I live in a flat and want to take down an internal wall to make my bedroom bigger. Do I need building regulations permission?
This depends on the layout of your property as the wall might affect the means of escape in case of fire. You can get advice from your local LABC team about your planned alteration to make sure you have included all the relevant fire precautions measures like smoke alarms, fire doors, and fire resisting walls.
You’ll also need to consider the construction of your property. There are two types of internal walls: non-load bearing and load bearing. You’ll need to check or have yours checked, and make sure that you have considered some important factors before starting the work.
Non-load bearing walls carry their own weight without supporting anything. When removing them it is important to consider if they are providing protection in case of a fire – if so then the work would require Building Regulations permission. If your flat is part of a building with any communal area like a hallway this will need to be a Full Plans application.

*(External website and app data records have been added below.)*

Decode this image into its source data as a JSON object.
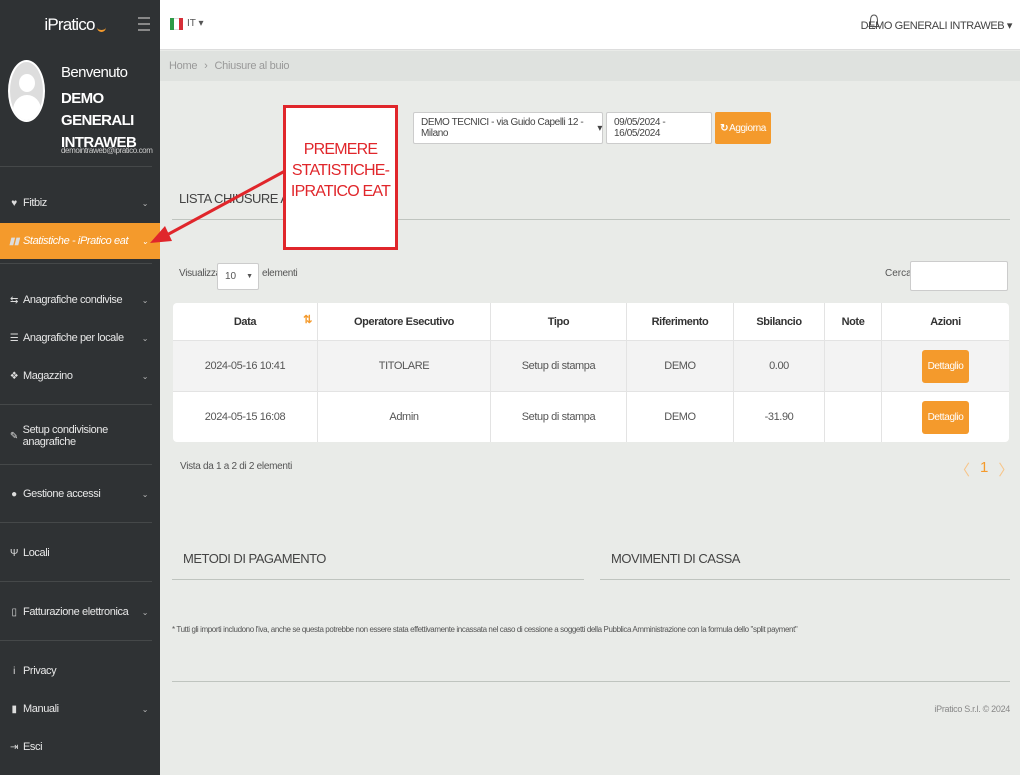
{
  "sidebar": {
    "brand": "iPratico",
    "welcome": "Benvenuto",
    "user_name": "DEMO GENERALI INTRAWEB",
    "user_email": "demointraweb@ipratico.com",
    "items": [
      {
        "label": "Fitbiz",
        "icon": "heart-icon"
      },
      {
        "label": "Statistiche - iPratico eat",
        "icon": "bar-chart-icon"
      },
      {
        "label": "Anagrafiche condivise",
        "icon": "exchange-icon"
      },
      {
        "label": "Anagrafiche per locale",
        "icon": "database-icon"
      },
      {
        "label": "Magazzino",
        "icon": "cubes-icon"
      },
      {
        "label": "Setup condivisione anagrafiche",
        "icon": "wrench-icon"
      },
      {
        "label": "Gestione accessi",
        "icon": "users-icon"
      },
      {
        "label": "Locali",
        "icon": "cutlery-icon"
      },
      {
        "label": "Fatturazione elettronica",
        "icon": "file-icon"
      },
      {
        "label": "Privacy",
        "icon": "info-icon"
      },
      {
        "label": "Manuali",
        "icon": "book-icon"
      },
      {
        "label": "Esci",
        "icon": "sign-out-icon"
      }
    ]
  },
  "topbar": {
    "lang": "IT",
    "user_menu": "DEMO GENERALI INTRAWEB"
  },
  "breadcrumb": {
    "home": "Home",
    "sep": "›",
    "current": "Chiusure al buio"
  },
  "filters": {
    "shop": "DEMO TECNICI - via Guido Capelli 12 - Milano",
    "date_range": "09/05/2024 - 16/05/2024",
    "refresh_label": "Aggiorna"
  },
  "list": {
    "title": "LISTA CHIUSURE AL BUIO",
    "show_label": "Visualizza",
    "page_length": "10",
    "elements_label": "elementi",
    "search_label": "Cerca:",
    "columns": [
      "Data",
      "Operatore Esecutivo",
      "Tipo",
      "Riferimento",
      "Sbilancio",
      "Note",
      "Azioni"
    ],
    "rows": [
      {
        "date": "2024-05-16 10:41",
        "operator": "TITOLARE",
        "type": "Setup di stampa",
        "ref": "DEMO",
        "balance": "0.00",
        "note": "",
        "action": "Dettaglio"
      },
      {
        "date": "2024-05-15 16:08",
        "operator": "Admin",
        "type": "Setup di stampa",
        "ref": "DEMO",
        "balance": "-31.90",
        "note": "",
        "action": "Dettaglio"
      }
    ],
    "info": "Vista da 1 a 2 di 2 elementi",
    "page": "1"
  },
  "sections": {
    "payments": "METODI DI PAGAMENTO",
    "cash": "MOVIMENTI DI CASSA"
  },
  "footnote": "* Tutti gli importi includono l'iva, anche se questa potrebbe non essere stata effettivamente incassata nel caso di cessione a soggetti della Pubblica Amministrazione con la formula dello \"split payment\"",
  "copyright": "iPratico S.r.l. © 2024",
  "annotation": {
    "line1": "PREMERE",
    "line2": "STATISTICHE-",
    "line3": "IPRATICO EAT"
  },
  "colors": {
    "accent": "#f49a2c",
    "sidebar": "#2f3234",
    "annotation": "#e0262b"
  }
}
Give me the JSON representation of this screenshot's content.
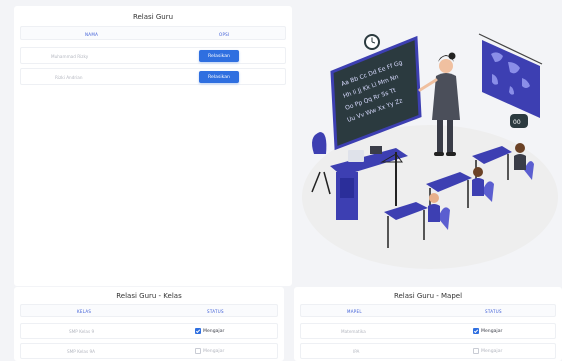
{
  "relasi_guru": {
    "title": "Relasi Guru",
    "columns": [
      "NAMA",
      "OPSI"
    ],
    "rows": [
      {
        "nama": "Muhammad Rizky",
        "button": "Relasikan"
      },
      {
        "nama": "Rizki Andrian",
        "button": "Relasikan"
      }
    ]
  },
  "relasi_kelas": {
    "title": "Relasi Guru - Kelas",
    "columns": [
      "KELAS",
      "STATUS"
    ],
    "rows": [
      {
        "name": "SMP Kelas 9",
        "status": "Mengajar",
        "checked": true
      },
      {
        "name": "SMP Kelas 9A",
        "status": "Mengajar",
        "checked": false
      }
    ]
  },
  "relasi_mapel": {
    "title": "Relasi Guru - Mapel",
    "columns": [
      "MAPEL",
      "STATUS"
    ],
    "rows": [
      {
        "name": "Matematika",
        "status": "Mengajar",
        "checked": true
      },
      {
        "name": "IPA",
        "status": "Mengajar",
        "checked": false
      }
    ]
  },
  "chalkboard_letters": "Aa Bb Cc Dd Ee Ff Gg Hh Ii Jj Kk Ll Mm Nn Oo Pp Qq Rr Ss Tt Uu Vv Ww Xx Yy Zz",
  "colors": {
    "accent": "#2f6fe0",
    "illustration_primary": "#3d3fb2",
    "board": "#2b3a3f"
  }
}
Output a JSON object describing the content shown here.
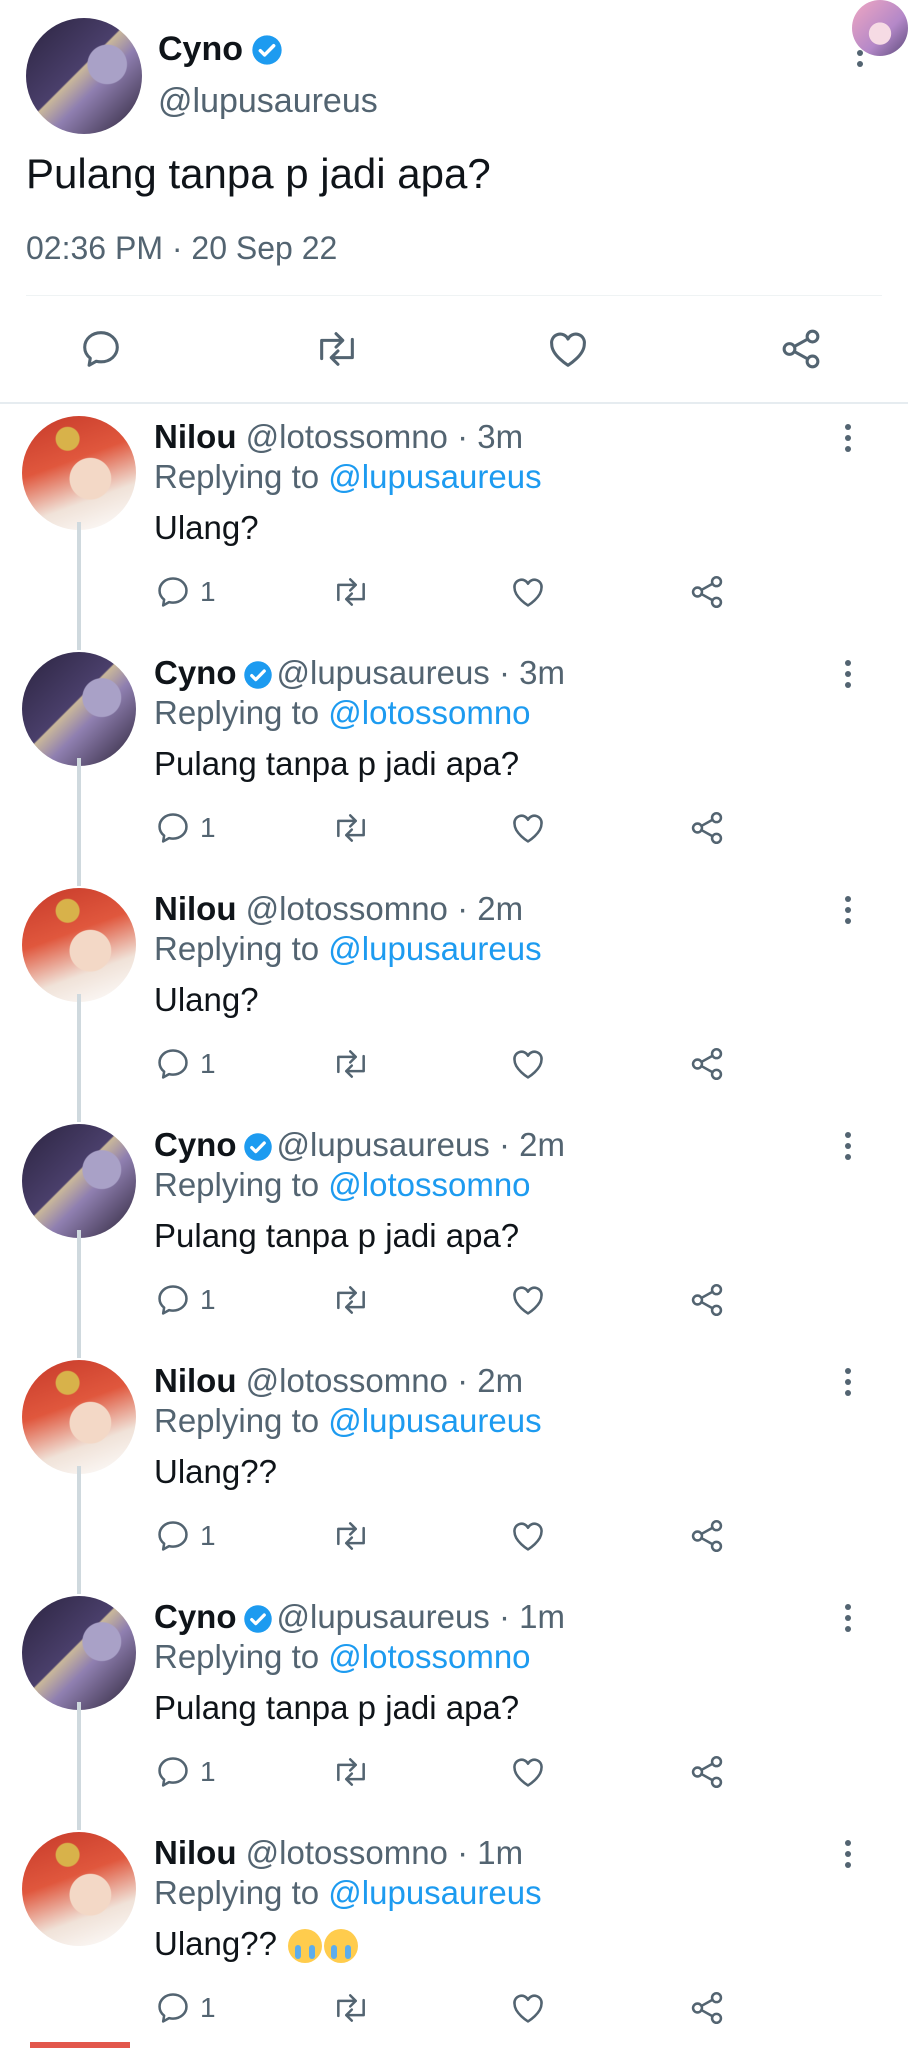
{
  "main_tweet": {
    "name": "Cyno",
    "handle": "@lupusaureus",
    "text": "Pulang tanpa p jadi apa?",
    "timestamp": "02:36 PM · 20 Sep 22"
  },
  "colors": {
    "accent": "#1d9bf0",
    "secondary_text": "#536471",
    "primary_text": "#0f1419"
  },
  "replies": [
    {
      "name": "Nilou",
      "meta": "@lotossomno · 3m",
      "replying_prefix": "Replying to",
      "replying_to": "@lupusaureus",
      "text": "Ulang?",
      "reply_count": "1"
    },
    {
      "name": "Cyno",
      "meta": "@lupusaureus · 3m",
      "replying_prefix": "Replying to",
      "replying_to": "@lotossomno",
      "text": "Pulang tanpa p jadi apa?",
      "reply_count": "1"
    },
    {
      "name": "Nilou",
      "meta": "@lotossomno · 2m",
      "replying_prefix": "Replying to",
      "replying_to": "@lupusaureus",
      "text": "Ulang?",
      "reply_count": "1"
    },
    {
      "name": "Cyno",
      "meta": "@lupusaureus · 2m",
      "replying_prefix": "Replying to",
      "replying_to": "@lotossomno",
      "text": "Pulang tanpa p jadi apa?",
      "reply_count": "1"
    },
    {
      "name": "Nilou",
      "meta": "@lotossomno · 2m",
      "replying_prefix": "Replying to",
      "replying_to": "@lupusaureus",
      "text": "Ulang??",
      "reply_count": "1"
    },
    {
      "name": "Cyno",
      "meta": "@lupusaureus · 1m",
      "replying_prefix": "Replying to",
      "replying_to": "@lotossomno",
      "text": "Pulang tanpa p jadi apa?",
      "reply_count": "1"
    },
    {
      "name": "Nilou",
      "meta": "@lotossomno · 1m",
      "replying_prefix": "Replying to",
      "replying_to": "@lupusaureus",
      "text": "Ulang??",
      "reply_count": "1"
    }
  ],
  "icons": [
    "reply-icon",
    "retweet-icon",
    "like-icon",
    "share-icon",
    "more-icon",
    "verified-icon",
    "crying-emoji-icon"
  ]
}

Some non-loadbearing walls can be removed without notifying building control, but it is recommended that you check with a suitably competent professional, such as a structural engineer or architect, to identify the function and performance of the wall before determining whether it can be removed or requires an approval.
Building Regulations will always apply to load bearing walls that provide support. Removing load bearing walls is a structural alteration and your engineer will calculate the transfer of load from floors, walls, roofs, furniture, and bathrooms, for example, to another part of the structure or to a new lintel or beam. Removal of a load bearing wall should be done by a professional to minimise the risks associated with it, such as cracking or even collapse. You’ll need to allow time to have calculations prepared and approved and to appoint your builder. They will then need to order any steels which adds to the timescale. The steel, the padstones that it sits on, and the condition of the existing walls will be inspected and then the steels will be encased in plasterboard to fireproof them (unless you want to keep them exposed and use alternative methods of fire protection) which should also be inspected.
If the internal wall you want to remove is a non-load bearing wall, you can complete the work yourself but if you do decide to appoint a contractor, read our guidance on how to choose the right builder to help make your project run smoothly.
When creating a larger room you will also need to consider the ventilation to the space to make sure you maintain a comfortable and healthy environment. You’ll need to ensure that an opening window is still available to remove stale air and replace it with fresh outside air. The recommended rate is four air changes per hour and the opening size should ideally be 1/20th of the floor area.
In more modern homes (built from 2003 onwards) internal walls may also provide a degree of sound reduction and your new layout should take this into account to ensure that noise transfer is not made any worse. This also applies to the adjacent space that you are incorporating into your room.
Remember that regulations were introduced in 2010 and amended in 2015 to ensure that new homes are accessible for all users including people with disabilities and, if your flat was built after this, your alterations must not make the building less accessible in any way.
Note: If you are a tenant, you should check with the property owner before you carry out any alterations. If your property is Leasehold, you will need the permission of the Freeholder(s).
Do I need any paperwork for this?
Yes, if your work requires permission, you’ll be sent an approval notice or letter confirming acceptance of your building notice (you can only use a Building Notice if your flat is part of a building that has no communal spaces like hallways and staircases.)
Once work starts contact your building control provider to ask for an inspection. The work will also be inspected once it is complete (It’s your responsibility to make sure building control are notified) and you’ll receive a completion certificate. Make sure you keep this in a safe place as, without one, there could be problems when you sell or mortgage your house in the future.